Provided data:
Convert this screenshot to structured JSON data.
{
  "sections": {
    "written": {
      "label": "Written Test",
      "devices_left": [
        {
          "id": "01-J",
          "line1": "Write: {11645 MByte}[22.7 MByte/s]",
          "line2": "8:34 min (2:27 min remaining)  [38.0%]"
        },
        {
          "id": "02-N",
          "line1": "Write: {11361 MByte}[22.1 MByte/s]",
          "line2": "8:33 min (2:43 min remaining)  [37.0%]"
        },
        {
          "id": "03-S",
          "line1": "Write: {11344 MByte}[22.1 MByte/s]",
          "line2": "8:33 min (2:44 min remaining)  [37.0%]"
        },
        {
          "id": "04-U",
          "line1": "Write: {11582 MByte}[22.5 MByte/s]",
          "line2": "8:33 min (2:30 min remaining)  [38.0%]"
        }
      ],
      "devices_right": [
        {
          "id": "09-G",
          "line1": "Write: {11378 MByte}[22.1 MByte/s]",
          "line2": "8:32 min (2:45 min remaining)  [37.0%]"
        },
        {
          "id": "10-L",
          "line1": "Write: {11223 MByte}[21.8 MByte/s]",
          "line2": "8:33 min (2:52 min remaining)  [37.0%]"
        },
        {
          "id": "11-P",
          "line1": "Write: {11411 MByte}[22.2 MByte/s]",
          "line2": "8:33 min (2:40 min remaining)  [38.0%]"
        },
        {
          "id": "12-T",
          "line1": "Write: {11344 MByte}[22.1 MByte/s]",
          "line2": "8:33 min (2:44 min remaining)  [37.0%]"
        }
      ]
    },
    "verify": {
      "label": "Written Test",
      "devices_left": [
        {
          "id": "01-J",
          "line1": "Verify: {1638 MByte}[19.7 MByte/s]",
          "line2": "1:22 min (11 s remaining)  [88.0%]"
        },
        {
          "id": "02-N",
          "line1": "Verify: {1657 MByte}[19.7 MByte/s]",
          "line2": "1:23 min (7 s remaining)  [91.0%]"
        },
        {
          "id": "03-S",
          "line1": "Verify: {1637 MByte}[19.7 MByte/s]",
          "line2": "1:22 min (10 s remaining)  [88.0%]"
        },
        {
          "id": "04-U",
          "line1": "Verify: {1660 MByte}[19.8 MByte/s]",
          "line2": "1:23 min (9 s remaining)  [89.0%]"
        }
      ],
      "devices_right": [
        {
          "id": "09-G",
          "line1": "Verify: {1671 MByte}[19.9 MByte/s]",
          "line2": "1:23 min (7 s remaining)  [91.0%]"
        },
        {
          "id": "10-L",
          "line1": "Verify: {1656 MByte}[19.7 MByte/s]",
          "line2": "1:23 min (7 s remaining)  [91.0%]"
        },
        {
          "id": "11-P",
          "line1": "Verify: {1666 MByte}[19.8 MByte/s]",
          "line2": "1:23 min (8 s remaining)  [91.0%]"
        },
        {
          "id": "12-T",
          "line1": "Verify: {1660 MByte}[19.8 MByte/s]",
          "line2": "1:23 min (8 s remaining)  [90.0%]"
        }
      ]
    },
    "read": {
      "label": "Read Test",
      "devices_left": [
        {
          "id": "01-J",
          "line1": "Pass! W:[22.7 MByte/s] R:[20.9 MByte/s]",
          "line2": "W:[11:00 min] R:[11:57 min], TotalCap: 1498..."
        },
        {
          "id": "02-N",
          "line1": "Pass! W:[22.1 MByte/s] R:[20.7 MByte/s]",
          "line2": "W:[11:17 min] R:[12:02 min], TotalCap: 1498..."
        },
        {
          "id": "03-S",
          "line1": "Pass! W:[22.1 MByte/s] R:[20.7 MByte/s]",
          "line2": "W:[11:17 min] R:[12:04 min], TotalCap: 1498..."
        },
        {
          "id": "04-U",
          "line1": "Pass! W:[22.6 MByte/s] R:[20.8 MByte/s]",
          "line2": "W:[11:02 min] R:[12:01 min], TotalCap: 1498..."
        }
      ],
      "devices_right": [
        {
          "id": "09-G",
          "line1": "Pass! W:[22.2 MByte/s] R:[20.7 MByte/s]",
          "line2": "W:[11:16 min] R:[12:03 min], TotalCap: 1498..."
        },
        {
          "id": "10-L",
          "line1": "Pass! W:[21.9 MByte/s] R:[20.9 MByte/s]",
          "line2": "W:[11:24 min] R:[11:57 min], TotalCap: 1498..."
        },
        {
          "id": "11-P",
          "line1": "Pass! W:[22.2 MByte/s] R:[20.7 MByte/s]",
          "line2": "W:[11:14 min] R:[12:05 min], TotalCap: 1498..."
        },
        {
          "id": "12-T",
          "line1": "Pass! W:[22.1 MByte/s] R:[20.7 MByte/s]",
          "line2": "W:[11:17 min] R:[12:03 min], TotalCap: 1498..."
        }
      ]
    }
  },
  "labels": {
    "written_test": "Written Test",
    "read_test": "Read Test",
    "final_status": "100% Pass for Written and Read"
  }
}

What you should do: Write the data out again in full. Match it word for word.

Output of the task:
Convert this screenshot to structured JSON data.
{
  "sections": {
    "written": {
      "label": "Written Test",
      "devices_left": [
        {
          "id": "01-J",
          "line1": "Write: {11645 MByte}[22.7 MByte/s]",
          "line2": "8:34 min (2:27 min remaining)  [38.0%]"
        },
        {
          "id": "02-N",
          "line1": "Write: {11361 MByte}[22.1 MByte/s]",
          "line2": "8:33 min (2:43 min remaining)  [37.0%]"
        },
        {
          "id": "03-S",
          "line1": "Write: {11344 MByte}[22.1 MByte/s]",
          "line2": "8:33 min (2:44 min remaining)  [37.0%]"
        },
        {
          "id": "04-U",
          "line1": "Write: {11582 MByte}[22.5 MByte/s]",
          "line2": "8:33 min (2:30 min remaining)  [38.0%]"
        }
      ],
      "devices_right": [
        {
          "id": "09-G",
          "line1": "Write: {11378 MByte}[22.1 MByte/s]",
          "line2": "8:32 min (2:45 min remaining)  [37.0%]"
        },
        {
          "id": "10-L",
          "line1": "Write: {11223 MByte}[21.8 MByte/s]",
          "line2": "8:33 min (2:52 min remaining)  [37.0%]"
        },
        {
          "id": "11-P",
          "line1": "Write: {11411 MByte}[22.2 MByte/s]",
          "line2": "8:33 min (2:40 min remaining)  [38.0%]"
        },
        {
          "id": "12-T",
          "line1": "Write: {11344 MByte}[22.1 MByte/s]",
          "line2": "8:33 min (2:44 min remaining)  [37.0%]"
        }
      ]
    },
    "verify": {
      "label": "Written Test",
      "devices_left": [
        {
          "id": "01-J",
          "line1": "Verify: {1638 MByte}[19.7 MByte/s]",
          "line2": "1:22 min (11 s remaining)  [88.0%]"
        },
        {
          "id": "02-N",
          "line1": "Verify: {1657 MByte}[19.7 MByte/s]",
          "line2": "1:23 min (7 s remaining)  [91.0%]"
        },
        {
          "id": "03-S",
          "line1": "Verify: {1637 MByte}[19.7 MByte/s]",
          "line2": "1:22 min (10 s remaining)  [88.0%]"
        },
        {
          "id": "04-U",
          "line1": "Verify: {1660 MByte}[19.8 MByte/s]",
          "line2": "1:23 min (9 s remaining)  [89.0%]"
        }
      ],
      "devices_right": [
        {
          "id": "09-G",
          "line1": "Verify: {1671 MByte}[19.9 MByte/s]",
          "line2": "1:23 min (7 s remaining)  [91.0%]"
        },
        {
          "id": "10-L",
          "line1": "Verify: {1656 MByte}[19.7 MByte/s]",
          "line2": "1:23 min (7 s remaining)  [91.0%]"
        },
        {
          "id": "11-P",
          "line1": "Verify: {1666 MByte}[19.8 MByte/s]",
          "line2": "1:23 min (8 s remaining)  [91.0%]"
        },
        {
          "id": "12-T",
          "line1": "Verify: {1660 MByte}[19.8 MByte/s]",
          "line2": "1:23 min (8 s remaining)  [90.0%]"
        }
      ]
    },
    "read": {
      "label": "Read Test",
      "devices_left": [
        {
          "id": "01-J",
          "line1": "Pass! W:[22.7 MByte/s] R:[20.9 MByte/s]",
          "line2": "W:[11:00 min] R:[11:57 min], TotalCap: 1498..."
        },
        {
          "id": "02-N",
          "line1": "Pass! W:[22.1 MByte/s] R:[20.7 MByte/s]",
          "line2": "W:[11:17 min] R:[12:02 min], TotalCap: 1498..."
        },
        {
          "id": "03-S",
          "line1": "Pass! W:[22.1 MByte/s] R:[20.7 MByte/s]",
          "line2": "W:[11:17 min] R:[12:04 min], TotalCap: 1498..."
        },
        {
          "id": "04-U",
          "line1": "Pass! W:[22.6 MByte/s] R:[20.8 MByte/s]",
          "line2": "W:[11:02 min] R:[12:01 min], TotalCap: 1498..."
        }
      ],
      "devices_right": [
        {
          "id": "09-G",
          "line1": "Pass! W:[22.2 MByte/s] R:[20.7 MByte/s]",
          "line2": "W:[11:16 min] R:[12:03 min], TotalCap: 1498..."
        },
        {
          "id": "10-L",
          "line1": "Pass! W:[21.9 MByte/s] R:[20.9 MByte/s]",
          "line2": "W:[11:24 min] R:[11:57 min], TotalCap: 1498..."
        },
        {
          "id": "11-P",
          "line1": "Pass! W:[22.2 MByte/s] R:[20.7 MByte/s]",
          "line2": "W:[11:14 min] R:[12:05 min], TotalCap: 1498..."
        },
        {
          "id": "12-T",
          "line1": "Pass! W:[22.1 MByte/s] R:[20.7 MByte/s]",
          "line2": "W:[11:17 min] R:[12:03 min], TotalCap: 1498..."
        }
      ]
    }
  },
  "labels": {
    "written_test": "Written Test",
    "read_test": "Read Test",
    "final_status": "100% Pass for Written and Read"
  }
}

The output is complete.